  1. (idiomatic) To arouse a person's interest or passion; to excite someone.
    • 2000 March 26, George Vecsey, "Baseball: Mets and Cubs Are Grateful McGwire Said No to Tokyo," New York Times (retrieved 16 July 2011):
      McGwire had said that international competition did not "turn my crank," but the players on the dais today seemed positively excited about the trip.
    • 2003 May 25, "The Times Bomb," Newsweek (retrieved 16 July 2011):
      But it was journalism that turned his crank. He loved knowing the secrets and the gossip; he loved trafficking in information.

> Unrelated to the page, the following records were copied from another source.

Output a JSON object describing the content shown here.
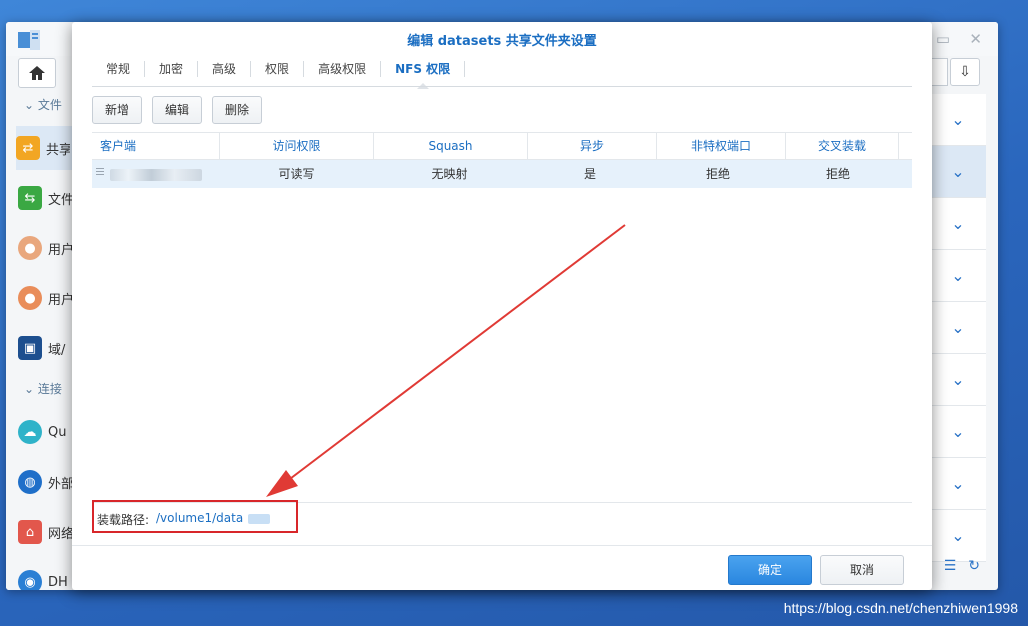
{
  "dialog": {
    "title": "编辑 datasets 共享文件夹设置",
    "tabs": [
      "常规",
      "加密",
      "高级",
      "权限",
      "高级权限",
      "NFS 权限"
    ],
    "active_tab": "NFS 权限",
    "buttons": {
      "add": "新增",
      "edit": "编辑",
      "delete": "删除"
    },
    "grid": {
      "columns": [
        "客户端",
        "访问权限",
        "Squash",
        "异步",
        "非特权端口",
        "交叉装载"
      ],
      "rows": [
        {
          "client": "",
          "access": "可读写",
          "squash": "无映射",
          "async": "是",
          "non_priv_port": "拒绝",
          "cross_mount": "拒绝"
        }
      ]
    },
    "mount": {
      "label": "装载路径:",
      "path": "/volume1/data"
    },
    "footer": {
      "ok": "确定",
      "cancel": "取消"
    }
  },
  "background": {
    "sidebar": {
      "group1": "文件",
      "group2": "连接",
      "items": [
        "共享",
        "文件",
        "用户",
        "用户",
        "域/",
        "Qu",
        "外部",
        "网络",
        "DH"
      ]
    }
  },
  "colors": {
    "accent": "#1b6ec2",
    "highlight_box": "#d8262a",
    "desktop": "#2b6fc4"
  },
  "watermark": "https://blog.csdn.net/chenzhiwen1998"
}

    • 2007 Sept. 4, Jack Welch and Suzy Welch, "From Hero To Zero," Businessweek (retrieved 16 July 2011):
      [A]bsolutely nothing beats pursuing the path that truly fascinates your brain, engages your energy, and touches your soul. Whatever you do, do what turns your crank.
    • 2011 May 19, John Ortved, "Guys Confess Their Celebrity Crushes: Cannes Edition," www.glamour.com (retrieved 16 July 2011):
      Yet if you ask guys which Hollywood stars most turn their crank, you'd be surprised who their answers might be, and why.

Usage notes[edit]

  • Possibly based on earlier usages describing mechanical toys operated by spring mechanisms, such as:
1917, L. Frank Baum, The Lost Princess of Oz, ch. 16:
"Something animates him when you turn his crank," replied the King. "I do not know if it is life or what it is or how it happens."